Richard Neville was born in 1400 into one of England’s great noble families. The Nevilles held sway in the far north-west of the country, whilst the Percys were the dominant force in the far north-east. There was little love lost, and much rivalry between the two noble dynasties. Richard was able, ambitious, very well-connected (being a nephew of Henry IV), and blessed with the financial and military resources to further his aims. He made a good marriage too, wedding Alice Montagu, the earl of Salisbury’s daughter, in 1422. She gave him ten children, whilst her inheritance was a useful source of cash for him to spend up north.

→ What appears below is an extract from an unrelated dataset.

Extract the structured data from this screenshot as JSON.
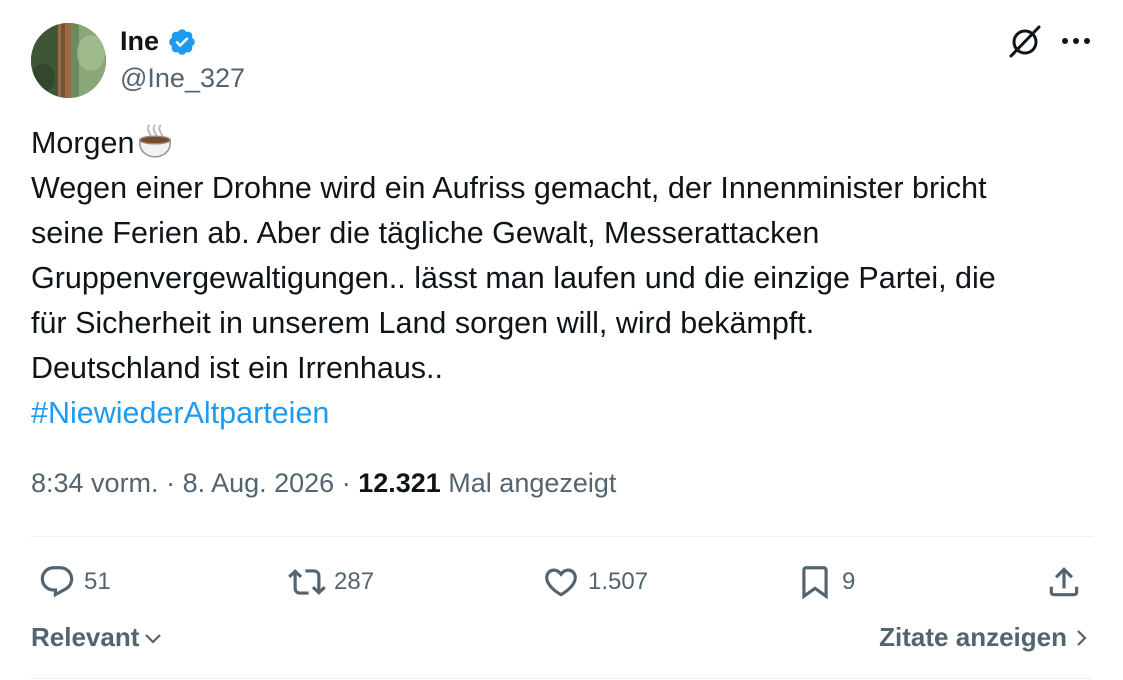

At first he was solidly loyal to the House of Lancaster and was suitably rewarded. In 1428 he was created earl of Salisbury, and in 1438, was nominated a knight of the Garter. He campaigned in France too during the later stages of the Hundred Years War. But his family’s feud with the Percys was edging England towards civil conflict. When war came in 1455, Richard threw in his lot with Richard, duke of York, the Yorkist pretender. Indeed, without Richard Neville’s support, it seems unlikely York could have made a realistic bid for the crown.
By 1456, he was York’s principal lieutenant, and the fortunes of the two men were now intertwined. If York could succeed in toppling Henry VI and be crowned as Richard III, then Richard Neville could expect lavish reward and high office. It was not to be. The two men spent Christmas 1460 at a castle near Wakefield, and intended to dig in for the winter as the Yorkist position in the north was now weak. But a few days later, on 30 December, they engaged a superior Lancastrian force, a clear tactical error. York was hacked to death in the fighting, and Neville was captured soon after. He was taken to Pontefract, where he was lynched by a mob, and his head was later displayed on one of the gates of York. It was a gruesome nemesis for the man who rebelled against the dynasty which nurtured him, and whose support for the pretender sparked the Wars of the Roses. It was left to York’s son, Edward, to carry on the fight, and seize the crown as Edward IV in 1461.
Simon Harrison (Archives volunteer)